  34. Y. Chen, Z. Li, K. Barkaoui, N. Wu, and M. Zhou, “Compact supervisory control of discrete event systems by petri nets with data inhibitor arcs,” IEEE Transactions on Systems, Man, and Cybernetics: Systems, vol. 47, no. 2, pp. 364–379, 2017. View at: Publisher Site | Google Scholar
  35. N. Wu, M. Zhou, and G. Hu, “One-step look-ahead maximally permissive deadlock control of AMS by using petri nets,” Transactions on Embedded Computing Systems, vol. 12, no. 1, article no. 10, 2013. View at: Publisher Site | Google Scholar
  36. J. Ezpeleta, F. Garc\'\i a-Vall\'es, and J. M. Colom, “A class of well structured PETri nets for flexible manufacturing systems,” in Application and theory of PETri nets 1998 (Lisbon), vol. 1420 of Lecture Notes in Comput. Sci., pp. 64–83, Springer, Berlin, 1998. View at: Publisher Site | Google Scholar | MathSciNet

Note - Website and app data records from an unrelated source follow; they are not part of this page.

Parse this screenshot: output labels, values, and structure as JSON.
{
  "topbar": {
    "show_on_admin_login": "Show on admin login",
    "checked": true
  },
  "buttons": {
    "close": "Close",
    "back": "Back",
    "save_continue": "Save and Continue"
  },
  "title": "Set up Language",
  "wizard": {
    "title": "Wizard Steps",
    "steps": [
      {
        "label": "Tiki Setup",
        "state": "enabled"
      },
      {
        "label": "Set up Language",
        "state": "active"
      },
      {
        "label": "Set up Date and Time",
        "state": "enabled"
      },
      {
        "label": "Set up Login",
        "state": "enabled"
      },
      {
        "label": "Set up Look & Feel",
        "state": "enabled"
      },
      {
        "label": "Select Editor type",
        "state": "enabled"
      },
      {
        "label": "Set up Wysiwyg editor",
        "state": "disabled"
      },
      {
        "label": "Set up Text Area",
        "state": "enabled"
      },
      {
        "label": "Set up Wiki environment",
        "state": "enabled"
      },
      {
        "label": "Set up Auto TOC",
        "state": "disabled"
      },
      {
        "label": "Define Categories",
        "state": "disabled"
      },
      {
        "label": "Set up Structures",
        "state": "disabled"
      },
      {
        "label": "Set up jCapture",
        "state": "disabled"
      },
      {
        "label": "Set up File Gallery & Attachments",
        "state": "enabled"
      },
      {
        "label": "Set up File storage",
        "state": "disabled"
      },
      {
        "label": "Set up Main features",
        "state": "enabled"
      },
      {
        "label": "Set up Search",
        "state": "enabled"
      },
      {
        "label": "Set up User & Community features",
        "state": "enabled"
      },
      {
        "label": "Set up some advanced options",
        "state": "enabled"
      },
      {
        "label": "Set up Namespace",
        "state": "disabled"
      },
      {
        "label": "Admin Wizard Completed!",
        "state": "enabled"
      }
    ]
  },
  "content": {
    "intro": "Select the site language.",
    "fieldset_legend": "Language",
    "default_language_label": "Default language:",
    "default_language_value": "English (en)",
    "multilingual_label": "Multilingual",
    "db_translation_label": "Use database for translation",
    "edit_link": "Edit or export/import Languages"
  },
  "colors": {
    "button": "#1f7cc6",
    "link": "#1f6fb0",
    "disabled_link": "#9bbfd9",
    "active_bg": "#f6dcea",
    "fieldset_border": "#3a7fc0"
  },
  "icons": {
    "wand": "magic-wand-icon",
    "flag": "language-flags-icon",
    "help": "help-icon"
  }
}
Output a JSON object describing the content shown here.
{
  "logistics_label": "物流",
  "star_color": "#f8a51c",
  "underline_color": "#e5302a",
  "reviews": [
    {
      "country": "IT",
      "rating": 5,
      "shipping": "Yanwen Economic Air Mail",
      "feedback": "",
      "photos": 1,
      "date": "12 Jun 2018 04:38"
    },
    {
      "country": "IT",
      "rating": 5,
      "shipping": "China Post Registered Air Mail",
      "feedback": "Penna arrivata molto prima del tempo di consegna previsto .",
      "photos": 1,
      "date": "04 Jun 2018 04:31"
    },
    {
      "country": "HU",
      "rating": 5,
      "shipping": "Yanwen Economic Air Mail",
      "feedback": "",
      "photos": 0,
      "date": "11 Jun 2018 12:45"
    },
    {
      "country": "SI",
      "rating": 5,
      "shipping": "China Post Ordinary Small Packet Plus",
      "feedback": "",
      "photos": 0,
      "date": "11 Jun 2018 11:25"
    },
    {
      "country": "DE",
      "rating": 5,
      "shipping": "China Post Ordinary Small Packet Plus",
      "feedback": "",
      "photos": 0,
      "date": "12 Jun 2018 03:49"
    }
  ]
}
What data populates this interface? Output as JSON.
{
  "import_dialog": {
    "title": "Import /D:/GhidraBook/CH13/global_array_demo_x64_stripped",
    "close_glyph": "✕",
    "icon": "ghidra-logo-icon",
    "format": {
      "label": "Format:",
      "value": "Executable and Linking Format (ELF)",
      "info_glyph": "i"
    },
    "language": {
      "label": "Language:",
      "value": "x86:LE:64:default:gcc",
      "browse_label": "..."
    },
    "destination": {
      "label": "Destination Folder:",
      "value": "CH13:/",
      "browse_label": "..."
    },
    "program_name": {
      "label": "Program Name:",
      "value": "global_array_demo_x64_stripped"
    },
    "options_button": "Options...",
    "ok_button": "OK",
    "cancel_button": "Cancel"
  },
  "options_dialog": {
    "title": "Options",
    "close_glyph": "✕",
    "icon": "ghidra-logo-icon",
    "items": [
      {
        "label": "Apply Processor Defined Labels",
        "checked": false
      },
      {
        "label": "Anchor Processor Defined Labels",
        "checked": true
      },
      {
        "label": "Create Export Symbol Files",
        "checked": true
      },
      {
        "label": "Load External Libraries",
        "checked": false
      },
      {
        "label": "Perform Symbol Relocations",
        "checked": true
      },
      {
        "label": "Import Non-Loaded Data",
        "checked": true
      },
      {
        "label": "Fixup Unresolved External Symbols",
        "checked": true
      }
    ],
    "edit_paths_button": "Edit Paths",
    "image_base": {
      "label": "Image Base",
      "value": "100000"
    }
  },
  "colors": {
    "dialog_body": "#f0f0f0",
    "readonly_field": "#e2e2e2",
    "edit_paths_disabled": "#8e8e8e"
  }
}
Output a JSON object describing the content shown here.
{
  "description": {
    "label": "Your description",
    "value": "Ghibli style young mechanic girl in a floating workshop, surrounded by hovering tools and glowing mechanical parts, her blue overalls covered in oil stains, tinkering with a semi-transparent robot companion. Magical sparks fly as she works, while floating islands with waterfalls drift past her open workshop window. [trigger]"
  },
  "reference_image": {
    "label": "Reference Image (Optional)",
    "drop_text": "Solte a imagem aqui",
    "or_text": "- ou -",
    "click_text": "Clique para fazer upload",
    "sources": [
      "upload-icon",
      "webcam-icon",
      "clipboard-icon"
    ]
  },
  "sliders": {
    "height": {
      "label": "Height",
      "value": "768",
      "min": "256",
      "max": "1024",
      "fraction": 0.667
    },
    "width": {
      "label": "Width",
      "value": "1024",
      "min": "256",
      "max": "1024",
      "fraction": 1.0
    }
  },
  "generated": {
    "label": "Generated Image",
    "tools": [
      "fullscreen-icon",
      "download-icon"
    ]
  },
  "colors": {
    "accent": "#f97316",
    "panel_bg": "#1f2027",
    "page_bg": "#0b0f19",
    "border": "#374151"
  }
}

Copyright © 2017 Chao Gu et al. This is an open access article distributed under the Creative Commons Attribution License, which permits unrestricted use, distribution, and reproduction in any medium, provided the original work is properly cited.


More related articles

823 Views | 317 Downloads | 1 Citation
 PDF  Download Citation  Citation
 Download other formatsMore
 Order printed copiesOrder

Related articles

We are committed to sharing findings related to COVID-19 as quickly and safely as possible. Any author submitting a COVID-19 paper should notify us at help@hindawi.com to ensure their research is fast-tracked and made available on a preprint server as soon as possible. We will be providing unlimited waivers of publication charges for accepted articles related to COVID-19. Sign up here as a reviewer to help fast-track new submissions.